1. This is a revision petition filed against the order of remand made by the learned District Judge of Chingleput in regard to the concurrent order of eviction made by the Rent Controller, Chingleput, and the appellate authority, the learned Subordinate Judge of Chingleput under the Madras Buildings (Lease and Rent Control) Act.
2. The facts are : The petitioner, landlord, before me, filed an application before the Rent Controller for eviction of the respondent, tenant, from his house on the two grounds permissible under the Act cited above, viz., wilful default in payment of rent and that he (landlord) required the premises for his bona fide occupation. The tenant could be evicted under either of these grounds. Both the Rent Controller and the Appellate Authority found that the tenant was plainly guilty of wilful default in the payment of rent. Therefore, they ordered eviction of the tenant. In the revision provided under Section 12-B of Act, viz., empowering the District Judge to call for and examine the records relating to any order or proceeding under this Act for the purpose of satisfying himself as to the legality or propriety of such order or proceeding, the learned District Judge, without applying his mind at all to the question whether the eviction ordered on the ground of wilful default was illegal or irregular or improper, set aside the orders of the lower Courts and remanded the matter for fresh disposal by the Rent Controller, in the light of the observations made by him, viz., that the application should have been disposed of also on the other ground for eviction raised but not gone into because the ground of wilful default was sufficient for disposal of the eviction petition. Thereupon the present revision petition has been preferred to this Court.
3. The scope of revisional powers under this Act have been the subject-matter of repeated decisions the substance of which is that in revision it would not be proper for the revisional Court to substitute its own appreciation of the evidence in place of that of the Court below. The mere fact that if it had tried the case it would have come to a different conclusion on the facts would be no ground for interference with a finding of fact. The distinction between revision and appeal must be maintained and revisional proceedings should not be converted into an appeal. There can be no interference with findings of fact unless the finding has been reached by a consideration of irrelevant or inadmissible matter or it is so perverse that no reasonable person could have reached that conclusion. Unless there is something palpably wrong with the finding of facts which is backed by evidence a revisional Court should not interfere with it. There can be no interference on questions of law unless any provision has been misconstrued or there is an erroneous understanding of the law applicable to the matter.
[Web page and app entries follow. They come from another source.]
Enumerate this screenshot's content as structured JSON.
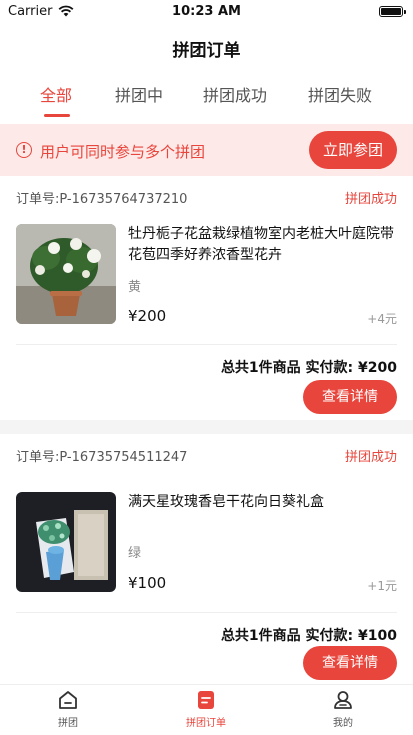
{
  "status_bar": {
    "carrier": "Carrier",
    "time": "10:23 AM"
  },
  "header": {
    "title": "拼团订单"
  },
  "tabs": [
    {
      "label": "全部",
      "active": true
    },
    {
      "label": "拼团中",
      "active": false
    },
    {
      "label": "拼团成功",
      "active": false
    },
    {
      "label": "拼团失败",
      "active": false
    }
  ],
  "banner": {
    "text": "用户可同时参与多个拼团",
    "button_label": "立即参团"
  },
  "orders": [
    {
      "order_no": "订单号:P-16735764737210",
      "status": "拼团成功",
      "title": "牡丹栀子花盆栽绿植物室内老桩大叶庭院带花苞四季好养浓香型花卉",
      "spec": "黄",
      "price": "¥200",
      "quantity": "+4元",
      "total": "总共1件商品 实付款: ¥200",
      "button_label": "查看详情",
      "image": "gardenia-plant-photo"
    },
    {
      "order_no": "订单号:P-16735754511247",
      "status": "拼团成功",
      "title": "满天星玫瑰香皂干花向日葵礼盒",
      "spec": "绿",
      "price": "¥100",
      "quantity": "+1元",
      "total": "总共1件商品 实付款: ¥100",
      "button_label": "查看详情",
      "image": "flower-gift-box-photo"
    }
  ],
  "tab_bar": [
    {
      "label": "拼团",
      "icon": "home-icon",
      "active": false
    },
    {
      "label": "拼团订单",
      "icon": "order-icon",
      "active": true
    },
    {
      "label": "我的",
      "icon": "profile-icon",
      "active": false
    }
  ],
  "colors": {
    "accent": "#e8453c",
    "banner_bg": "#fde9e7"
  }
}
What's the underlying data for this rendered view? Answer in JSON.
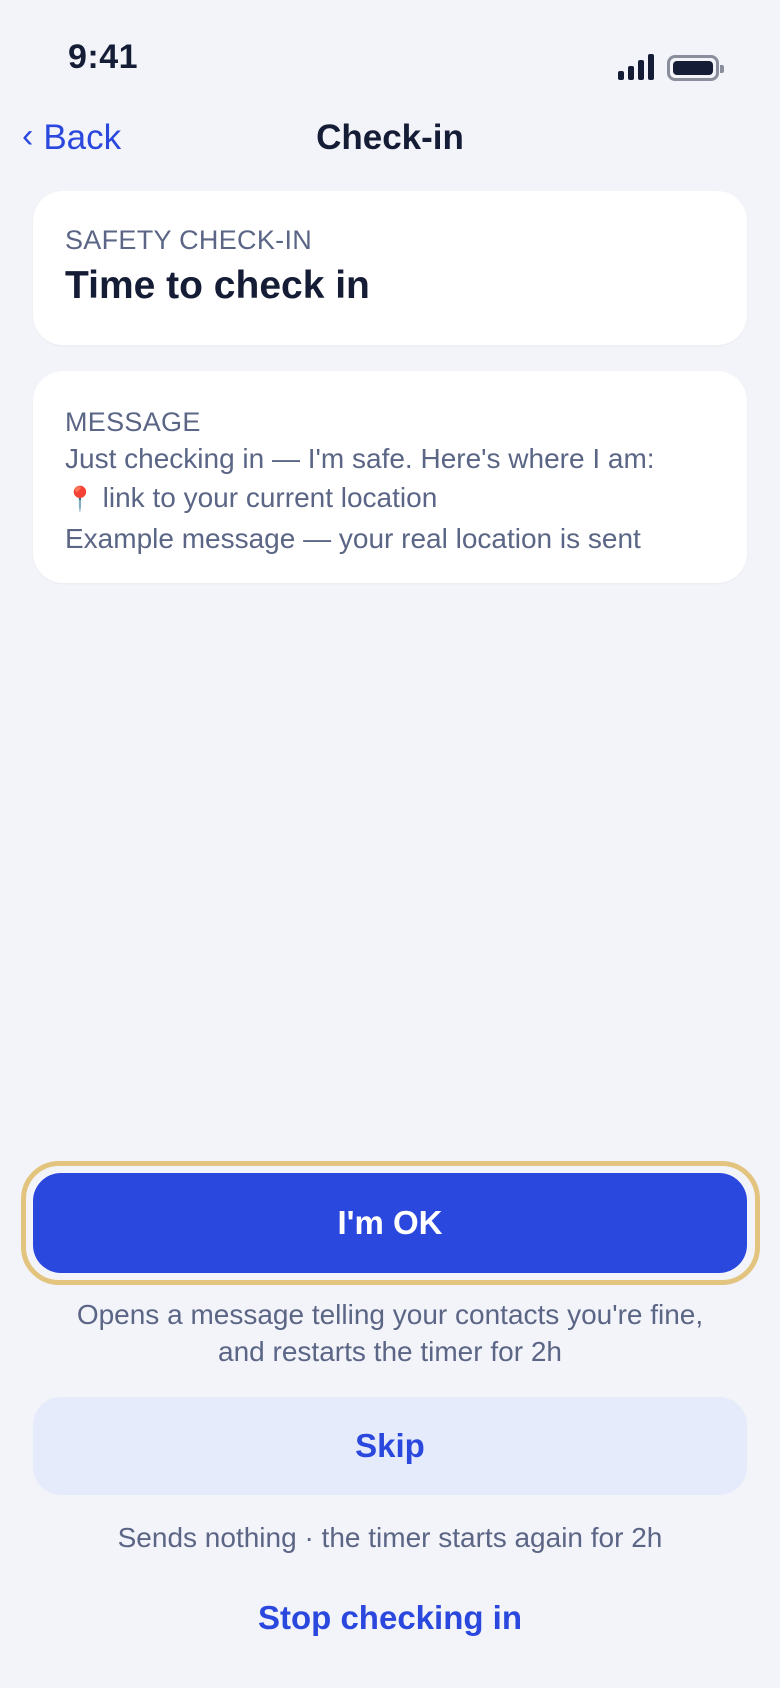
{
  "status_bar": {
    "time": "9:41"
  },
  "nav": {
    "back_label": "Back",
    "title": "Check-in"
  },
  "header_card": {
    "eyebrow": "SAFETY CHECK-IN",
    "title": "Time to check in"
  },
  "message_card": {
    "eyebrow": "MESSAGE",
    "line_1": "Just checking in — I'm safe. Here's where I am:",
    "pin_emoji": "📍",
    "line_2": "link to your current location",
    "line_3": "Example message — your real location is sent"
  },
  "actions": {
    "ok_label": "I'm OK",
    "ok_helper_1": "Opens a message telling your contacts you're fine,",
    "ok_helper_2": "and restarts the timer for 2h",
    "skip_label": "Skip",
    "skip_helper": "Sends nothing · the timer starts again for 2h",
    "stop_label": "Stop checking in"
  },
  "colors": {
    "accent": "#2b48de",
    "focus_ring": "#e2c47f",
    "background": "#f3f4f9",
    "skip_bg": "#e6ebfb"
  }
}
The powers under Section 12-B are intended to be exercised with a view to subserve and not defeat the ends of justice. Where, therefore, substantial justice has been rendered, the revisional Court will not interfere merely because it has jurisdiction to do so. These principles apply mutatis mutandis to the District Judge and High Court. The revisional powers, though wide, are discretionary and have got to be exercised not as a matter of course, but only in the interests of justice. It is not obligatory on the District Judge in every case when an application is made to it under Section 12-B (1) to call for the records. It is not necessary that in every case arising under Section 12-B (1) the District Judge must record his reasons for declining to interfere in revision; Balasubramania Pillai v. Govindarajulu Naidu (1955) 2 M.L.J. (N.R.C.) page 3 Shambagavalli v. Dana Lakshmi (1933) 2 M.L.J. (N.R.C.) page 21 In re Murugayya Pillai (1954) 2 M.L.J. 59 Krishnaveni Ammal v. Danushkoti Nadar C.R.P. No. 1241 of 1955 (1956) 2 M.L.J. (N.R.C.) page 57; Sasiwarana Thevar v. Ponnu : AIR1948Mad422 ) Edn. at pp. 177-178.
4. Bearing these principles in mind if we examine the facts of this case, we find that the remand ordered by the learned District Judge is thoroughly improper. The parties have been content to get the eviction matter disposed of on one of the two grounds put forward and the decision of one of which was sufficient for the disposal of the controversy. The Rent Controller in the last paragraph of his order states:
I therefore consider that the respondent has been guilty of wilful default in payment of rent to the petitioner, who is consequently entitled to an order of eviction. That being so, I do not think it is necessary for me to go into the second ground of application, viz., petitioner's requirement for the suit shop for the use of the estate.
The learned Appellate Authority, in paragraph 3 of his judgment, states:
The lower Court has not given a finding as regards the question whether the premises was required for the use of the petitioner and no arguments were also advanced before me in that respect. Therefore, I do not give any finding on this point.
In these circumstances the remand was improper and is not sustainable. When such is the case the fact that even the parties were not averse to a remand, lest probably worse might befall them, is no ground for a remand. Remand is an exercise of judicial discretion by the learned District Judge which cannot be abdicated, and in regard to which there can be no judicial self-abnegation and rested on the halfhearted acquiescence of the parties who might be fearful that if they appeared unduly obstructive to what the learned District Judge was thinking to be a proper course, worse might befall them.
5. In the result, the revision is allowed and in the circumstances without costs-The orders of the lower Court and the appellate Sub-Court are restored.